• Exercise:
Every line of the following records that includes "Matte" should be copied.

-------- Task inputs

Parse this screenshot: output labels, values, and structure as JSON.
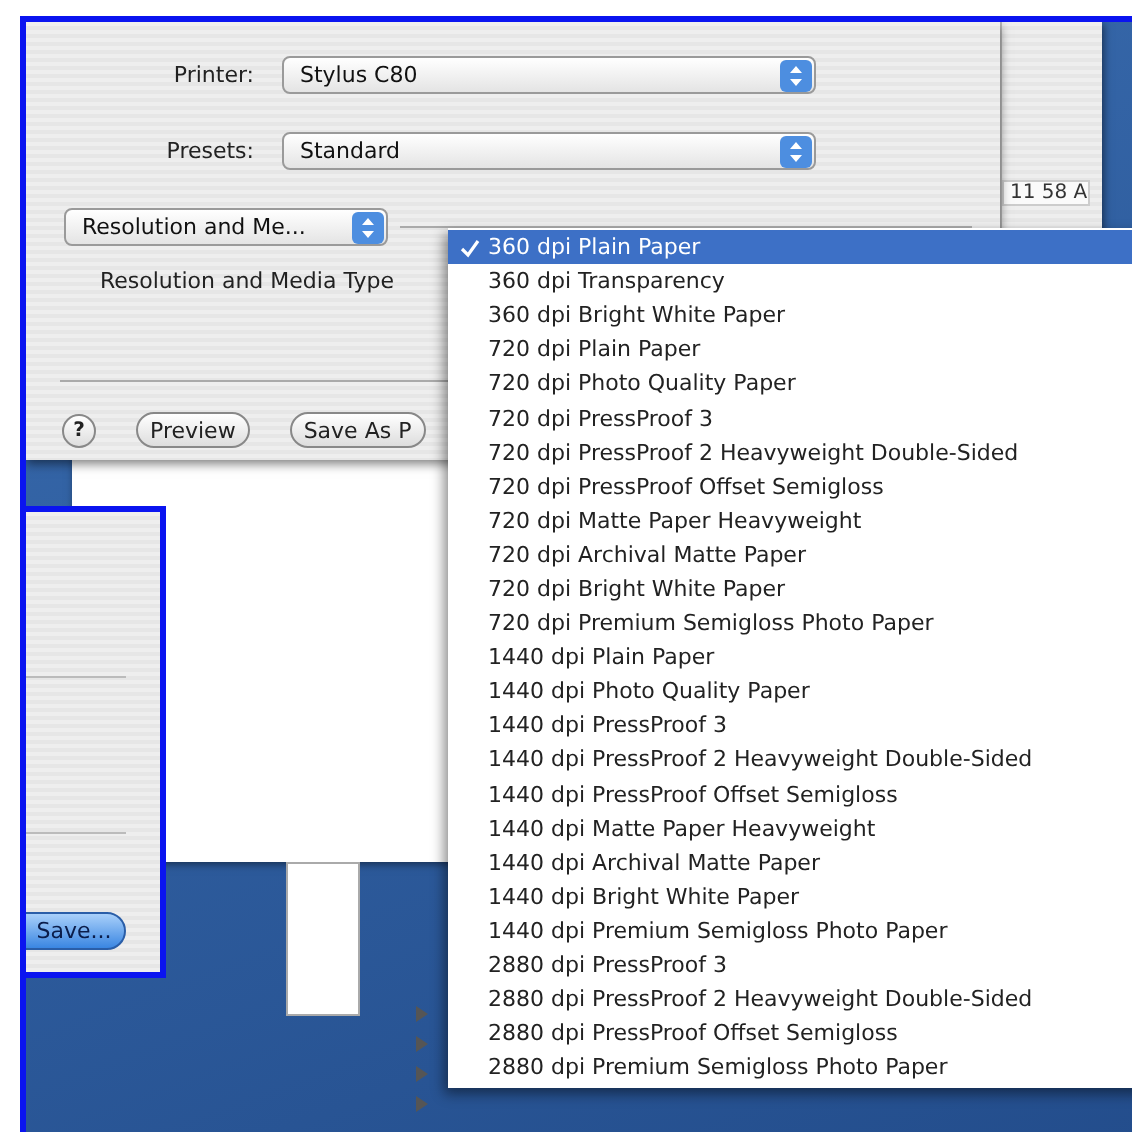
{
  "dialog": {
    "rows": [
      {
        "label": "Printer:",
        "value": "Stylus C80"
      },
      {
        "label": "Presets:",
        "value": "Standard"
      }
    ],
    "panel_popup": "Resolution and Me...",
    "field_label": "Resolution and Media Type",
    "buttons": [
      {
        "kind": "help",
        "label": "?"
      },
      {
        "kind": "normal",
        "label": "Preview"
      },
      {
        "kind": "normal",
        "label": "Save As P"
      }
    ]
  },
  "background_window": {
    "clock_text": "11 58 A"
  },
  "menu": {
    "items": [
      {
        "label": "360 dpi Plain Paper",
        "selected": true,
        "checked": true
      },
      {
        "label": "360 dpi Transparency",
        "selected": false,
        "checked": false
      },
      {
        "label": "360 dpi Bright White Paper",
        "selected": false,
        "checked": false
      },
      {
        "label": "720 dpi Plain Paper",
        "selected": false,
        "checked": false
      },
      {
        "label": "720 dpi Photo Quality Paper",
        "selected": false,
        "checked": false
      },
      {
        "label": "720 dpi PressProof 3",
        "selected": false,
        "checked": false
      },
      {
        "label": "720 dpi PressProof 2 Heavyweight Double-Sided",
        "selected": false,
        "checked": false
      },
      {
        "label": "720 dpi PressProof Offset Semigloss",
        "selected": false,
        "checked": false
      },
      {
        "label": "720 dpi Matte Paper Heavyweight",
        "selected": false,
        "checked": false
      },
      {
        "label": "720 dpi Archival Matte Paper",
        "selected": false,
        "checked": false
      },
      {
        "label": "720 dpi Bright White Paper",
        "selected": false,
        "checked": false
      },
      {
        "label": "720 dpi Premium Semigloss Photo Paper",
        "selected": false,
        "checked": false
      },
      {
        "label": "1440 dpi Plain Paper",
        "selected": false,
        "checked": false
      },
      {
        "label": "1440 dpi Photo Quality Paper",
        "selected": false,
        "checked": false
      },
      {
        "label": "1440 dpi PressProof 3",
        "selected": false,
        "checked": false
      },
      {
        "label": "1440 dpi PressProof 2 Heavyweight Double-Sided",
        "selected": false,
        "checked": false
      },
      {
        "label": "1440 dpi PressProof Offset Semigloss",
        "selected": false,
        "checked": false
      },
      {
        "label": "1440 dpi Matte Paper Heavyweight",
        "selected": false,
        "checked": false
      },
      {
        "label": "1440 dpi Archival Matte Paper",
        "selected": false,
        "checked": false
      },
      {
        "label": "1440 dpi Bright White Paper",
        "selected": false,
        "checked": false
      },
      {
        "label": "1440 dpi Premium Semigloss Photo Paper",
        "selected": false,
        "checked": false
      },
      {
        "label": "2880 dpi PressProof 3",
        "selected": false,
        "checked": false
      },
      {
        "label": "2880 dpi PressProof 2 Heavyweight Double-Sided",
        "selected": false,
        "checked": false
      },
      {
        "label": "2880 dpi PressProof Offset Semigloss",
        "selected": false,
        "checked": false
      },
      {
        "label": "2880 dpi Premium Semigloss Photo Paper",
        "selected": false,
        "checked": false
      }
    ]
  },
  "save_panel": {
    "button": "Save..."
  }
}
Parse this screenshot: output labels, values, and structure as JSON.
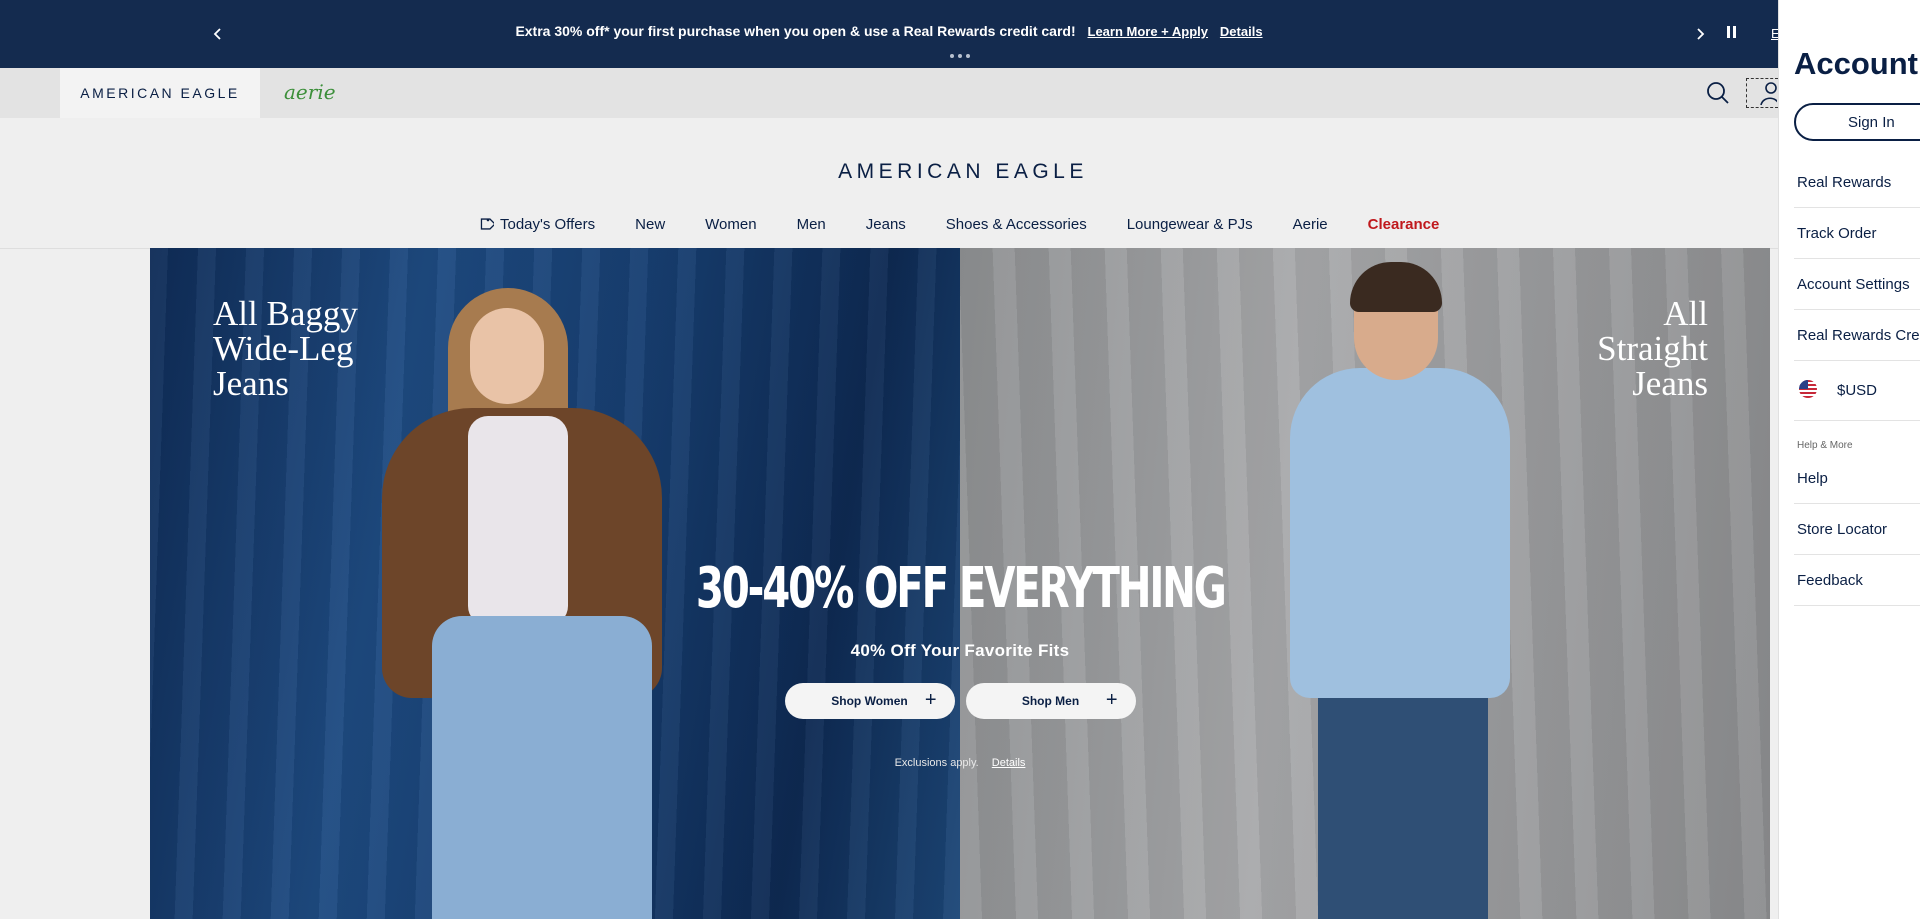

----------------

• Worked solution:
        "label": "720 dpi Matte Paper Heavyweight",
        "label": "720 dpi Archival Matte Paper",
        "label": "1440 dpi Matte Paper Heavyweight",
        "label": "1440 dpi Archival Matte Paper",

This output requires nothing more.